ASSIGNED TASK:
Bring together copies of the lines in the data below that contain the word "Dynamic".

SUPPLIED DATA:
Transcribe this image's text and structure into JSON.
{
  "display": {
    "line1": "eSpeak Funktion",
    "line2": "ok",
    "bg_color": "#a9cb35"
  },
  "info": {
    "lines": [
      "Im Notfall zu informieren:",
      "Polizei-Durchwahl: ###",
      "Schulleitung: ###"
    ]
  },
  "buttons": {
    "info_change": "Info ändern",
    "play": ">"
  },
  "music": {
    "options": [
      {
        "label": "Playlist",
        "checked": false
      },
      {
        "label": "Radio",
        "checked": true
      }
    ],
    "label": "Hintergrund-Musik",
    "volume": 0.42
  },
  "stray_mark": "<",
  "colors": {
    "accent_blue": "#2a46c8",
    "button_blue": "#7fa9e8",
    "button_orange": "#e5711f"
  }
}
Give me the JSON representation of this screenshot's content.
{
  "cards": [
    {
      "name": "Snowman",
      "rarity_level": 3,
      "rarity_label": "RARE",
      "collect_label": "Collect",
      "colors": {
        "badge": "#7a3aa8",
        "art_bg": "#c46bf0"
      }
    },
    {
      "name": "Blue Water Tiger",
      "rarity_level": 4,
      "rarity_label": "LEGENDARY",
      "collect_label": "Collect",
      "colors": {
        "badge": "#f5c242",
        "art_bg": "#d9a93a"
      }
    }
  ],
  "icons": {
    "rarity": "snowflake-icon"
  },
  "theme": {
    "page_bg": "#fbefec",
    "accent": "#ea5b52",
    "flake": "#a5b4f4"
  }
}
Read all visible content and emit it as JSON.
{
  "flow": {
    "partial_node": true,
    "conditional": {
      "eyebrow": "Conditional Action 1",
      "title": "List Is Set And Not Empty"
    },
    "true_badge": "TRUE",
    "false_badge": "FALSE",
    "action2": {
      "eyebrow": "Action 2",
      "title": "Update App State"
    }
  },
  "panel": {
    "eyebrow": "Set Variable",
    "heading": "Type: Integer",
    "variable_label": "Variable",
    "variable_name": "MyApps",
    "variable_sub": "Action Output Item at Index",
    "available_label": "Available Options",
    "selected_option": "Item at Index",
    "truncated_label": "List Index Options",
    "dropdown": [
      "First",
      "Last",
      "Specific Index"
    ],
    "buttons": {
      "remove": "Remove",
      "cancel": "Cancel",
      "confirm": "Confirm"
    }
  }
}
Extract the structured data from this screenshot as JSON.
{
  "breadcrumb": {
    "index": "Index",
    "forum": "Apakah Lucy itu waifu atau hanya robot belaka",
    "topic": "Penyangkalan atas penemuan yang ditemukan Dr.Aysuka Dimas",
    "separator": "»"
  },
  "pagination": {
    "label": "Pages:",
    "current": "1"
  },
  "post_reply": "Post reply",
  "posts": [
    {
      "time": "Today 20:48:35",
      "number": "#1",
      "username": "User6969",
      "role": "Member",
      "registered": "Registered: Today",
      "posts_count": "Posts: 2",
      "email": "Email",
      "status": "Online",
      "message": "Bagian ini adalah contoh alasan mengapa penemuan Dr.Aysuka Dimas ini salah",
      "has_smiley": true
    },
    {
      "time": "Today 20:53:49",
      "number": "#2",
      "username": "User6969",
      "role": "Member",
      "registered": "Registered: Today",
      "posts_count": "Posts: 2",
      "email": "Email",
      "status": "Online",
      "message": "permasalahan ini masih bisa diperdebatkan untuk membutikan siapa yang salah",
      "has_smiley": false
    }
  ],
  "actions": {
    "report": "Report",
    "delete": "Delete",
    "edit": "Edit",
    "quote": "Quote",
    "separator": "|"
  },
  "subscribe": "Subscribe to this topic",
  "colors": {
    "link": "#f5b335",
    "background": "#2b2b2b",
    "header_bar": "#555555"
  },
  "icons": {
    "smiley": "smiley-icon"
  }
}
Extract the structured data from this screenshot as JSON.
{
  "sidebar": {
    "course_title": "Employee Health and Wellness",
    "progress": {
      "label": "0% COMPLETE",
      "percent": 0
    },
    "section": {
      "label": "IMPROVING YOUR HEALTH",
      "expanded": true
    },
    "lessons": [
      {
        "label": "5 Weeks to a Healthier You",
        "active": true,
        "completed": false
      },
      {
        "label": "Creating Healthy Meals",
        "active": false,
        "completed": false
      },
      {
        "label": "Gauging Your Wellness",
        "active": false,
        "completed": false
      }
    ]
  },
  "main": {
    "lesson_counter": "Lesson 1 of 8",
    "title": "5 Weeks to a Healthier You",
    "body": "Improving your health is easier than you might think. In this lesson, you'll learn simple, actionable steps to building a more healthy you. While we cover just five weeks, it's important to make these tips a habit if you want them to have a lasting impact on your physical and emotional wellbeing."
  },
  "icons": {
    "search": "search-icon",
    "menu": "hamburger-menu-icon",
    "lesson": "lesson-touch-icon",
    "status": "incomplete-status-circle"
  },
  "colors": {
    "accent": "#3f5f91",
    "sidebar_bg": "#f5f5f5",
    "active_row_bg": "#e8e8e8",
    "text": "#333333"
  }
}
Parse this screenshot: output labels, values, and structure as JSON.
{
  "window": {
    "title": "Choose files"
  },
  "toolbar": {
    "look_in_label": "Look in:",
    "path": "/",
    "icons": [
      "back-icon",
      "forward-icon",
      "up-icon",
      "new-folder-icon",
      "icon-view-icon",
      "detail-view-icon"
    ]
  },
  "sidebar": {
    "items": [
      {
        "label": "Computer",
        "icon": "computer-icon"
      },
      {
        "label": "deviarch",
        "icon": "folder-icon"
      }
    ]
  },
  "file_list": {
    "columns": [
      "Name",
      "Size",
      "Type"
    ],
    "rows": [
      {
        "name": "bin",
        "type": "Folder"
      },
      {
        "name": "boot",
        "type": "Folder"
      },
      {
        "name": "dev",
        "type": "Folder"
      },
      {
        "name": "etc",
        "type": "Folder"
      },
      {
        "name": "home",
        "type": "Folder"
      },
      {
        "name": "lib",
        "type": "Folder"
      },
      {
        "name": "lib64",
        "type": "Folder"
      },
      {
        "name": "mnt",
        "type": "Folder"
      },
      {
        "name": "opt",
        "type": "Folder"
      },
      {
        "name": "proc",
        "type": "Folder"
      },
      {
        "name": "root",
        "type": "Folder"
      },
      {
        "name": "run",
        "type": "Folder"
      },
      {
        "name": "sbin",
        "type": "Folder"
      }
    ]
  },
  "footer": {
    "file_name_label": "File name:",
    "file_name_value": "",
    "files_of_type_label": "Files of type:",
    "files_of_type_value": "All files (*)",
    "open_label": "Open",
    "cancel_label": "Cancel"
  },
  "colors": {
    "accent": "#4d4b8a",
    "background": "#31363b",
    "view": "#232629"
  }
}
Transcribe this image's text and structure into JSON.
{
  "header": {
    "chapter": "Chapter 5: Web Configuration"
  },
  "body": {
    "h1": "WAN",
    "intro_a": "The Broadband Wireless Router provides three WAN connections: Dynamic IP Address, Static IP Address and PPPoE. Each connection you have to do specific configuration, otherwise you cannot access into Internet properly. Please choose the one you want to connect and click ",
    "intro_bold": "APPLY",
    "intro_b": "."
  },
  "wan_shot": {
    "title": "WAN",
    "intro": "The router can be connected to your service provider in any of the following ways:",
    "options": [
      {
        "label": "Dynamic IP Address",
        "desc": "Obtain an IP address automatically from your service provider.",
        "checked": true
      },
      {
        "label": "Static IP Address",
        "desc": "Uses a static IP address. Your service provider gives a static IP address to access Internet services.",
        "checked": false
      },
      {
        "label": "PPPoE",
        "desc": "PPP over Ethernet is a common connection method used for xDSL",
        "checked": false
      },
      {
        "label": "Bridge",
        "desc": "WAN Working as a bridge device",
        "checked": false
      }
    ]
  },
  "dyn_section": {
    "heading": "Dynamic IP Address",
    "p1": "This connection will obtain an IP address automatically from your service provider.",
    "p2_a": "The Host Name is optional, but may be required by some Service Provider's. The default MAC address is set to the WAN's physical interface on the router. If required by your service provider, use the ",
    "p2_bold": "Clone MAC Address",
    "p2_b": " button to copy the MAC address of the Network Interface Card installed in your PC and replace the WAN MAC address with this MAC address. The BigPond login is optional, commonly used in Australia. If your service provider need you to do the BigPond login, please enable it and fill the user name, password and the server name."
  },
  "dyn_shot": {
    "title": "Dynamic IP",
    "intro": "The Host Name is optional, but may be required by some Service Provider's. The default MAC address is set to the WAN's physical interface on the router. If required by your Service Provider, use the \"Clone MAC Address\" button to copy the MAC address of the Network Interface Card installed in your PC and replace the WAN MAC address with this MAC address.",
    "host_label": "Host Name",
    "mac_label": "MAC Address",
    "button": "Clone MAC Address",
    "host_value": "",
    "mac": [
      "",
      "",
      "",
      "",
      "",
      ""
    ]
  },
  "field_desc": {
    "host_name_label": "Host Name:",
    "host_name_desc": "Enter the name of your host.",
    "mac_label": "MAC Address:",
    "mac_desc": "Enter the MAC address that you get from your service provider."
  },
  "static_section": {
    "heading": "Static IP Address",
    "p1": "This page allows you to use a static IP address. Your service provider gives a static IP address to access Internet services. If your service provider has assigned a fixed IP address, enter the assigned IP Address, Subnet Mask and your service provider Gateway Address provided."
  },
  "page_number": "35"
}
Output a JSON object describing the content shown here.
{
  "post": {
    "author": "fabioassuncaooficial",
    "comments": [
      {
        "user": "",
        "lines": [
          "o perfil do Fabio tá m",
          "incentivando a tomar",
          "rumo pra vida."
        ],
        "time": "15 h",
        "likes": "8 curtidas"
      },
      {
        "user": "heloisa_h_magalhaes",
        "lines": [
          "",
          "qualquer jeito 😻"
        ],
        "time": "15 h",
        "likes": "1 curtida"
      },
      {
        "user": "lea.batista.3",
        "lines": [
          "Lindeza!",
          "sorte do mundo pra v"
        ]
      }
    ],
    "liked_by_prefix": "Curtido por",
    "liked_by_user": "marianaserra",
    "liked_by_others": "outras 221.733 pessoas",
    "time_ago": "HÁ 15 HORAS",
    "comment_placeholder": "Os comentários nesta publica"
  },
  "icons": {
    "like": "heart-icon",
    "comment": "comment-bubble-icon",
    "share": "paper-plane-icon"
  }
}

RESULT FOR THIS TASK:
    "intro_a": "The Broadband Wireless Router provides three WAN connections: Dynamic IP Address, Static IP Address and PPPoE. Each connection you have to do specific configuration, otherwise you cannot access into Internet properly. Please choose the one you want to connect and click ",
        "label": "Dynamic IP Address",
    "heading": "Dynamic IP Address",
    "title": "Dynamic IP",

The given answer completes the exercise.